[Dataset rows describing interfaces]

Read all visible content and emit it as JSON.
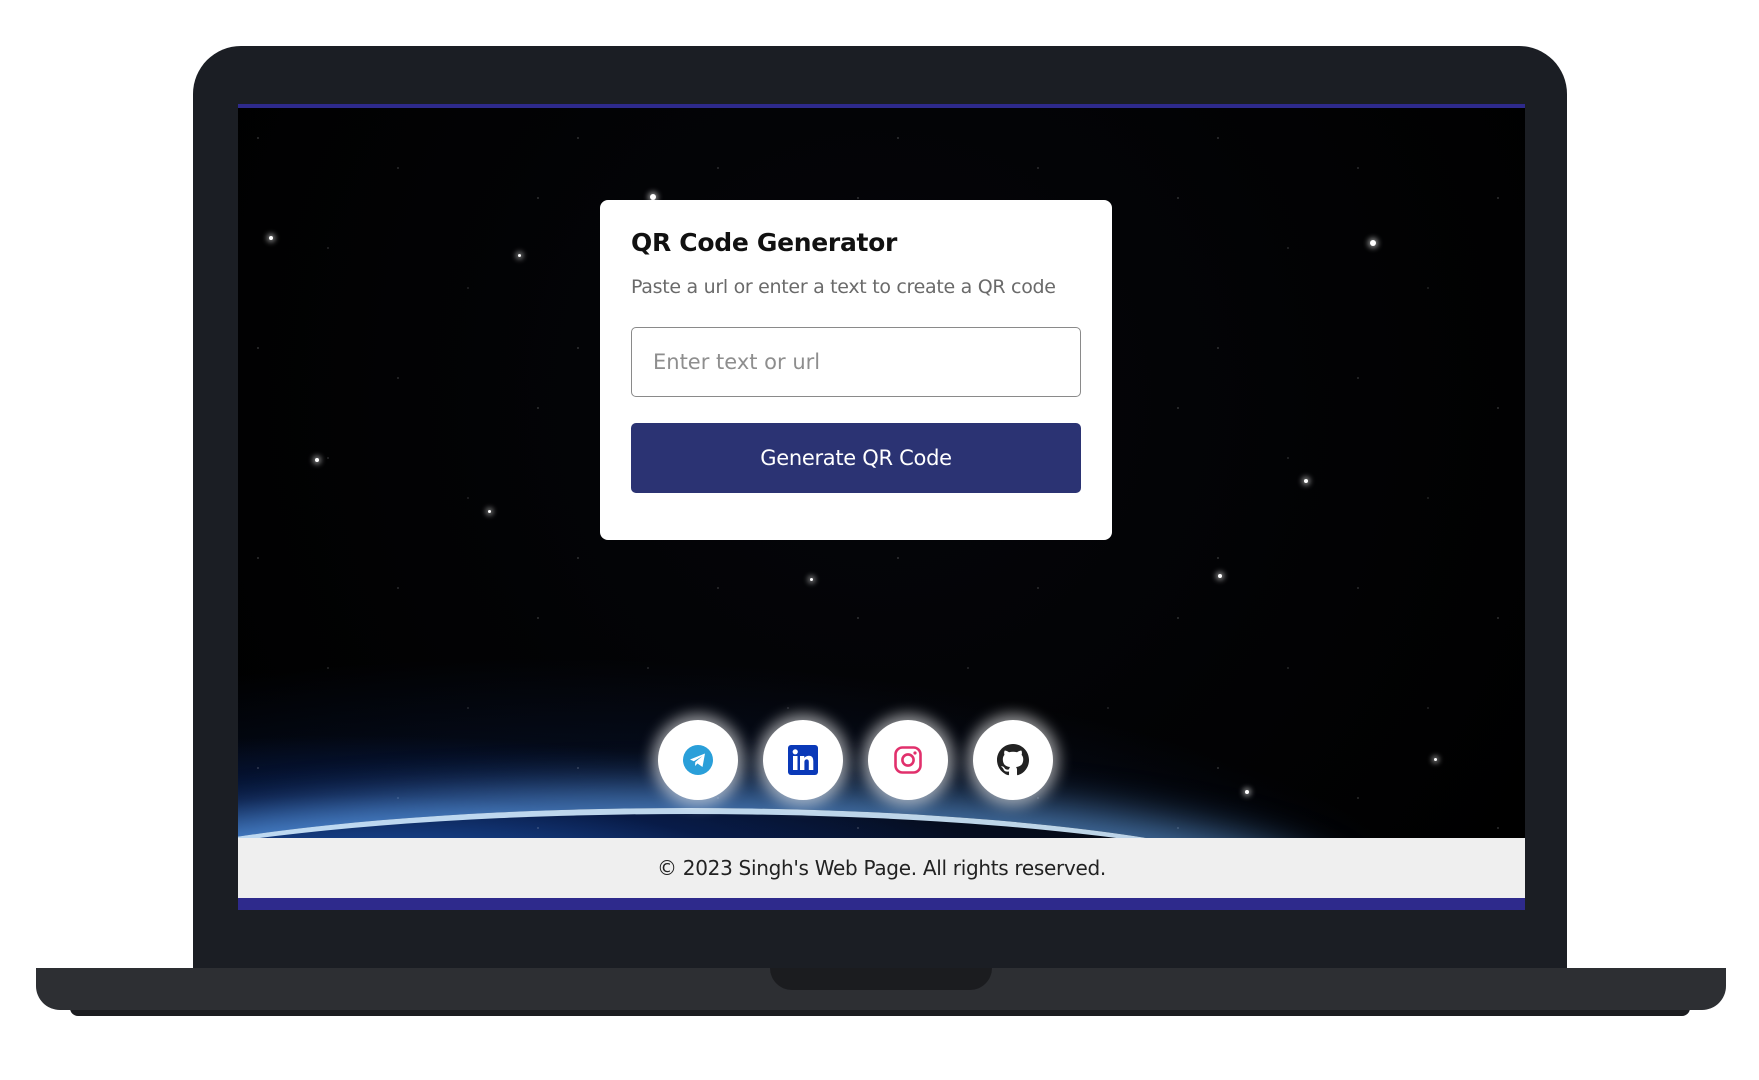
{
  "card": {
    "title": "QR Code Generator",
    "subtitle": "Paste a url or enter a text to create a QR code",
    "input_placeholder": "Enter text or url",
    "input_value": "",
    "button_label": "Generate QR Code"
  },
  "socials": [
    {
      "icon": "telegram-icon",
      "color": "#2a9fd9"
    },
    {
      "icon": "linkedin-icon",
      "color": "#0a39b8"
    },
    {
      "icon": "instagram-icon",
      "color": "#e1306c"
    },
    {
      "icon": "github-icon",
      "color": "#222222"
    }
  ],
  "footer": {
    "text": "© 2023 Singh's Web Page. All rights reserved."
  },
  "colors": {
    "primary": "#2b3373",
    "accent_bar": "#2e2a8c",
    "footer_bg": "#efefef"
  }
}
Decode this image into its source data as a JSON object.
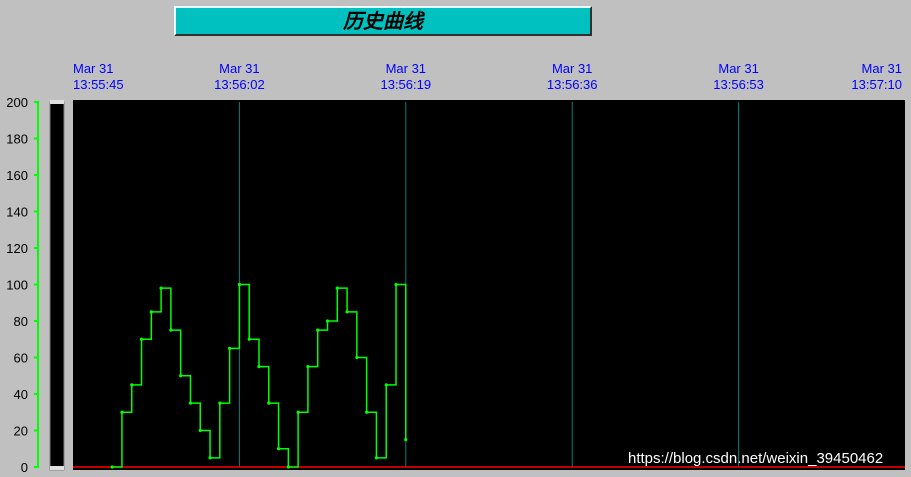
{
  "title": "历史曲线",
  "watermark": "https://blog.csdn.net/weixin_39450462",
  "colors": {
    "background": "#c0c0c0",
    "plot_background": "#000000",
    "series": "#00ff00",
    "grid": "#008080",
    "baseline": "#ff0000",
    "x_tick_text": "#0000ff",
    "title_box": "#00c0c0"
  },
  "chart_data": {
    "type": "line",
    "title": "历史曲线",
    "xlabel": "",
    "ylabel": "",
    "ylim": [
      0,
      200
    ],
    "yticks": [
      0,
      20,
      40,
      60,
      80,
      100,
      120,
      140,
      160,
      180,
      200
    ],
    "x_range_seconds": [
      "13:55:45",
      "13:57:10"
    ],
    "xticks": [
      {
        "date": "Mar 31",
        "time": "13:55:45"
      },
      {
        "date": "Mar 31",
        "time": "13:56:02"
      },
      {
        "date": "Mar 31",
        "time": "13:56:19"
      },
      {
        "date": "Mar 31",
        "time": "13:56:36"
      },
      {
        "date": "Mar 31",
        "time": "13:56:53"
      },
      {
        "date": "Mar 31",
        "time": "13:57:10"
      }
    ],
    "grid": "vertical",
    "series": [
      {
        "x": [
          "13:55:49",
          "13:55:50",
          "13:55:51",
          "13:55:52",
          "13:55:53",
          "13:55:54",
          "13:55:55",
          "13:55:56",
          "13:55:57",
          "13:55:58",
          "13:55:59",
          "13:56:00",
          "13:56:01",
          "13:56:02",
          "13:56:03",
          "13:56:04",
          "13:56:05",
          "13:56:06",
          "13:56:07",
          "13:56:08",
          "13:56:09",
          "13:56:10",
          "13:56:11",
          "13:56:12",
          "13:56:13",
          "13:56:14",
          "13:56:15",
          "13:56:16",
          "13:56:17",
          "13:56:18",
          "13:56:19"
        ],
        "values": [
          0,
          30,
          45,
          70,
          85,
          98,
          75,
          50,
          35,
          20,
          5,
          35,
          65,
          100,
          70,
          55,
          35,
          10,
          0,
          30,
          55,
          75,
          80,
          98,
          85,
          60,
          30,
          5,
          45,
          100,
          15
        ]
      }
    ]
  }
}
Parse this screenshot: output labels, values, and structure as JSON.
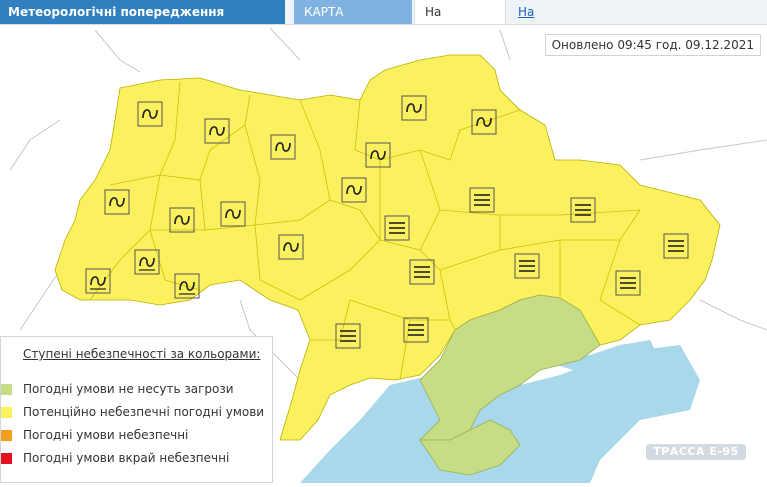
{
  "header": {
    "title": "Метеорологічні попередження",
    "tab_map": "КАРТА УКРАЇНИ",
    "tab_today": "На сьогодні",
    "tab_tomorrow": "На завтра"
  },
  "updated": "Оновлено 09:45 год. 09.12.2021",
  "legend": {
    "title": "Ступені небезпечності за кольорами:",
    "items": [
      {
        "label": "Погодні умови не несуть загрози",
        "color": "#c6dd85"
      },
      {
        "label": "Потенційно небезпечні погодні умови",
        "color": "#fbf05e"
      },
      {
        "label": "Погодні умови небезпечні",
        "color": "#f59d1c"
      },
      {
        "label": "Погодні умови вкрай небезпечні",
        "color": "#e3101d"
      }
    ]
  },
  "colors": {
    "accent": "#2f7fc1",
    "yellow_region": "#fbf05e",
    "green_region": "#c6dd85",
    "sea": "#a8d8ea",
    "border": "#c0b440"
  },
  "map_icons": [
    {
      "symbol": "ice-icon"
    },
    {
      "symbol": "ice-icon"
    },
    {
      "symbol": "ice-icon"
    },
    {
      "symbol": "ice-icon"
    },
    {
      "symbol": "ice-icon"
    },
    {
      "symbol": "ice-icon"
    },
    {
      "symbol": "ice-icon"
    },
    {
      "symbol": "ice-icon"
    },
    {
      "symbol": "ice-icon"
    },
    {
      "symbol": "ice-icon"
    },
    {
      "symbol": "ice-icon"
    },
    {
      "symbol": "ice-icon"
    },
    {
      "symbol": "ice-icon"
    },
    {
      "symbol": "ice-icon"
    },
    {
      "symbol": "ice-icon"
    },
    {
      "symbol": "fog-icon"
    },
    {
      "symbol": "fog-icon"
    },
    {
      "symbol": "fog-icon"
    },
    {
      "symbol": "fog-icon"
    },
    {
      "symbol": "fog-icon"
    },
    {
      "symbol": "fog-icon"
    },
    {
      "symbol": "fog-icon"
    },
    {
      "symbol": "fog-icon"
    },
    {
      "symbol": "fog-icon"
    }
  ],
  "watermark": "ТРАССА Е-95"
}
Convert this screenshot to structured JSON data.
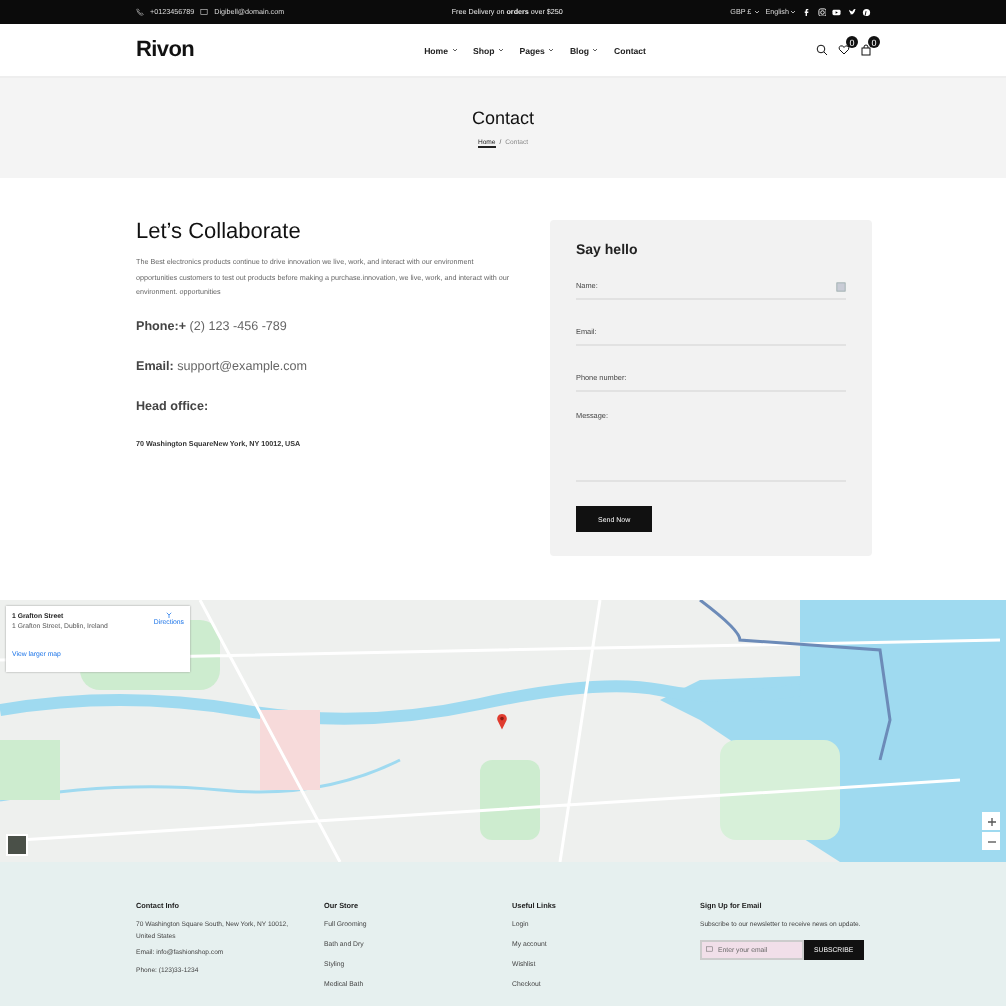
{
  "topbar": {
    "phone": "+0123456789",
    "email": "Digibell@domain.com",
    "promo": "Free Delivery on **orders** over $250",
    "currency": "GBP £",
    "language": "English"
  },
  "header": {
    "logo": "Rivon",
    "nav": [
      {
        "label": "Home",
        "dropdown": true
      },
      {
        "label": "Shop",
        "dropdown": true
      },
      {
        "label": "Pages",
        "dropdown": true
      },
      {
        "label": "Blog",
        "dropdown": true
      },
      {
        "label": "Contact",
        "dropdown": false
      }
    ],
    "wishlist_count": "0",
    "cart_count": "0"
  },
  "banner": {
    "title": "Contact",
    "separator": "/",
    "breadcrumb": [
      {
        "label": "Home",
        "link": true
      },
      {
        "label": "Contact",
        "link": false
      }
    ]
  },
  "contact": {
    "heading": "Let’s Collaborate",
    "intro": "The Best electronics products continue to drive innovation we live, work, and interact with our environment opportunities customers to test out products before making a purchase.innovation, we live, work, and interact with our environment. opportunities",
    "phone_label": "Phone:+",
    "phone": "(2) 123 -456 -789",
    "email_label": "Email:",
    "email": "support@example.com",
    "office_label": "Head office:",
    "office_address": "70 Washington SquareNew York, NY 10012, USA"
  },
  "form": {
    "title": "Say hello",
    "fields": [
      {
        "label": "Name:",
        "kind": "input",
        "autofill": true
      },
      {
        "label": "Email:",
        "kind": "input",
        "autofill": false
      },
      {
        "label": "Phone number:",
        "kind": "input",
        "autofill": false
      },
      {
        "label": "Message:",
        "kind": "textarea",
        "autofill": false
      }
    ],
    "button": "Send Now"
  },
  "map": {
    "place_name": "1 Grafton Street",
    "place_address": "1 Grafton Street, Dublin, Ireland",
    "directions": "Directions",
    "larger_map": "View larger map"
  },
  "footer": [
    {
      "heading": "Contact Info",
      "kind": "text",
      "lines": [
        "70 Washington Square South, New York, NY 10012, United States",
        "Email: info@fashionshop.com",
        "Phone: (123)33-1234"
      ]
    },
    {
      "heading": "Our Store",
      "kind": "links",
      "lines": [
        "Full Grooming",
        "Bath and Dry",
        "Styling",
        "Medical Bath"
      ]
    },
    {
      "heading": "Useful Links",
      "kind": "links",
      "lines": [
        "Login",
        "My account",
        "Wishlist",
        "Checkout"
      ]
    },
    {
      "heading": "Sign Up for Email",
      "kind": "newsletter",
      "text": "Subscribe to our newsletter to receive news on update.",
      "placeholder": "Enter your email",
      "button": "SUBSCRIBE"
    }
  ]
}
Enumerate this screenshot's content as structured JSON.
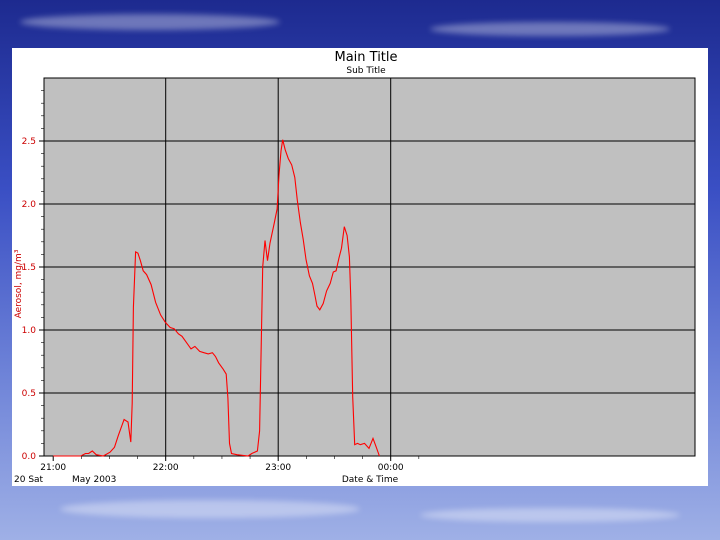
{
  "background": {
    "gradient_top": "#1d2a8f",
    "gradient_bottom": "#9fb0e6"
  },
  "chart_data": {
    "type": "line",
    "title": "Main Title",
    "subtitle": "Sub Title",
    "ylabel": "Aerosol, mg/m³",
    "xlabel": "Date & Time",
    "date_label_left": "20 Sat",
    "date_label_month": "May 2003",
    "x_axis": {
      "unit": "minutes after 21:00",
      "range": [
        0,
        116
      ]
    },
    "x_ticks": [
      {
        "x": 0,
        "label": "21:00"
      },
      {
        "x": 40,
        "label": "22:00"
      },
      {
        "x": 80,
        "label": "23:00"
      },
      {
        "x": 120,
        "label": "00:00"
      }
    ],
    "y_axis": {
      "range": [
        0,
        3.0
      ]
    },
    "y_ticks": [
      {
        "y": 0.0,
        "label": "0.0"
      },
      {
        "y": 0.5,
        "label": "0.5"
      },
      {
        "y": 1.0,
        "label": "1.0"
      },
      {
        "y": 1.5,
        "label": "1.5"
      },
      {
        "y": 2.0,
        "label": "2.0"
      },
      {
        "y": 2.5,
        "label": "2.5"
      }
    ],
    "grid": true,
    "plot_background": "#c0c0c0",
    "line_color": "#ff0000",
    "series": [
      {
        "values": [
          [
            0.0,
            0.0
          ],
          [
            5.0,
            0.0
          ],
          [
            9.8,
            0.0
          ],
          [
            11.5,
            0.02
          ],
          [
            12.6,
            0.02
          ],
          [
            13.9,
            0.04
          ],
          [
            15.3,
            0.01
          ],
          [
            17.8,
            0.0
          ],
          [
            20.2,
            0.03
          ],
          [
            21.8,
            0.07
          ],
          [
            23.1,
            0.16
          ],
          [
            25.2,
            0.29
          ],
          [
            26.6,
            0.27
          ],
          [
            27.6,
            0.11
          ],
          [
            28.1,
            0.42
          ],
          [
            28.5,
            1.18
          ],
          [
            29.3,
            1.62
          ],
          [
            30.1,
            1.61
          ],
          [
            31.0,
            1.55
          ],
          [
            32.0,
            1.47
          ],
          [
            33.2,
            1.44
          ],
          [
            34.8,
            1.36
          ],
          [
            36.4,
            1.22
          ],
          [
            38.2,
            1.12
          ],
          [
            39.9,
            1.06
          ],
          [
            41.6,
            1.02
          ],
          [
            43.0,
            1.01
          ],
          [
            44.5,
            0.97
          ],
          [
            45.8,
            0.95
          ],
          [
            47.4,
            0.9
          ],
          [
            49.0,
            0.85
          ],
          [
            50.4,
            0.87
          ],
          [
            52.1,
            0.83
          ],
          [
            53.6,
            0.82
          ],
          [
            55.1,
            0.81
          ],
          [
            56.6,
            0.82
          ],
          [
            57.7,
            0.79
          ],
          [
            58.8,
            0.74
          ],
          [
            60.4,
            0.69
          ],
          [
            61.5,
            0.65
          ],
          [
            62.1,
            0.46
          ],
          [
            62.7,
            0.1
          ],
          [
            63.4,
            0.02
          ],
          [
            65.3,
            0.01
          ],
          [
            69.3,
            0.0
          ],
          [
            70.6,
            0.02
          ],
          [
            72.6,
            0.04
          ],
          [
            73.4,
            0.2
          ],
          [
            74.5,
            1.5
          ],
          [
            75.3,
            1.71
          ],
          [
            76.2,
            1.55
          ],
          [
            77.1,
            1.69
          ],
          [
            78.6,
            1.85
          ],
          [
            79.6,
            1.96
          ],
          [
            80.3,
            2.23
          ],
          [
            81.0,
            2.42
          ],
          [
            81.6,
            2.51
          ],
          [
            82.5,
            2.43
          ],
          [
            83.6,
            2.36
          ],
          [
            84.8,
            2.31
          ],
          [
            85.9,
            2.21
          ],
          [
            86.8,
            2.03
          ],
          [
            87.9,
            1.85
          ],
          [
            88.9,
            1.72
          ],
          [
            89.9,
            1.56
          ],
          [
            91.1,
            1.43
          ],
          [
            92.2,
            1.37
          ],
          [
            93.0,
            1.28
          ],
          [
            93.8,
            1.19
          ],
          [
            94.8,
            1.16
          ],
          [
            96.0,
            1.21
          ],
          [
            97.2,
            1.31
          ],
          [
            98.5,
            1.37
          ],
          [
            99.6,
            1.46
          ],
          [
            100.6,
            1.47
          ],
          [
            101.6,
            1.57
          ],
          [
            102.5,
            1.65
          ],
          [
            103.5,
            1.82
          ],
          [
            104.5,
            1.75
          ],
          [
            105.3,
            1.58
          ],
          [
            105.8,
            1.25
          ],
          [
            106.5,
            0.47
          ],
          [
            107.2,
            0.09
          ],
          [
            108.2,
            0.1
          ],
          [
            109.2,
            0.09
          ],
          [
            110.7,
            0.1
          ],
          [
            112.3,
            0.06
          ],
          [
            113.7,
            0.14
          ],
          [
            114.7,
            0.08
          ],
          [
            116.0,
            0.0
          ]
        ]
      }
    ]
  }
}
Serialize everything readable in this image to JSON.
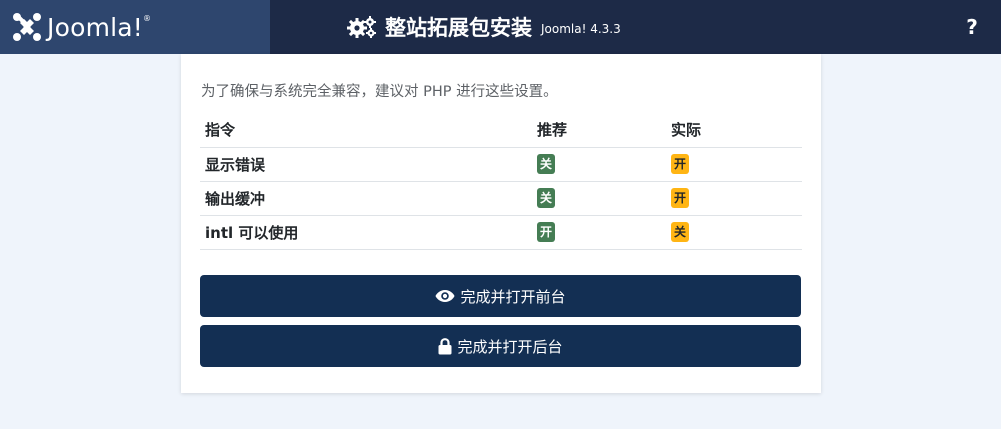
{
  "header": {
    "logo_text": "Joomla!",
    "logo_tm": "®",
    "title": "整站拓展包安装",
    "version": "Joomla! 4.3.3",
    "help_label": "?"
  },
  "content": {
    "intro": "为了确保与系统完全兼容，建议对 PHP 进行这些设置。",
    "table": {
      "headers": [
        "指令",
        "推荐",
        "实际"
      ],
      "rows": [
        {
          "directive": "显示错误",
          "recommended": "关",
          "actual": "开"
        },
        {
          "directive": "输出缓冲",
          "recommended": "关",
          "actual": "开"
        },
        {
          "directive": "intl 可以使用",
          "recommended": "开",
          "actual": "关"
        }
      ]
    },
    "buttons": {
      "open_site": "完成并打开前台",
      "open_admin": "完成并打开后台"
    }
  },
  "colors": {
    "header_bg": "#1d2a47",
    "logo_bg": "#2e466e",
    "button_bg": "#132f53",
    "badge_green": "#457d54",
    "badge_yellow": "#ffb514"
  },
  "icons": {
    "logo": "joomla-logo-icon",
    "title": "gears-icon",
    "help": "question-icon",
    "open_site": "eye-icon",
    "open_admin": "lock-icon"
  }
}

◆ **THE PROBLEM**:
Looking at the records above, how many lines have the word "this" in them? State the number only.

◆ **RESPONSE**:
5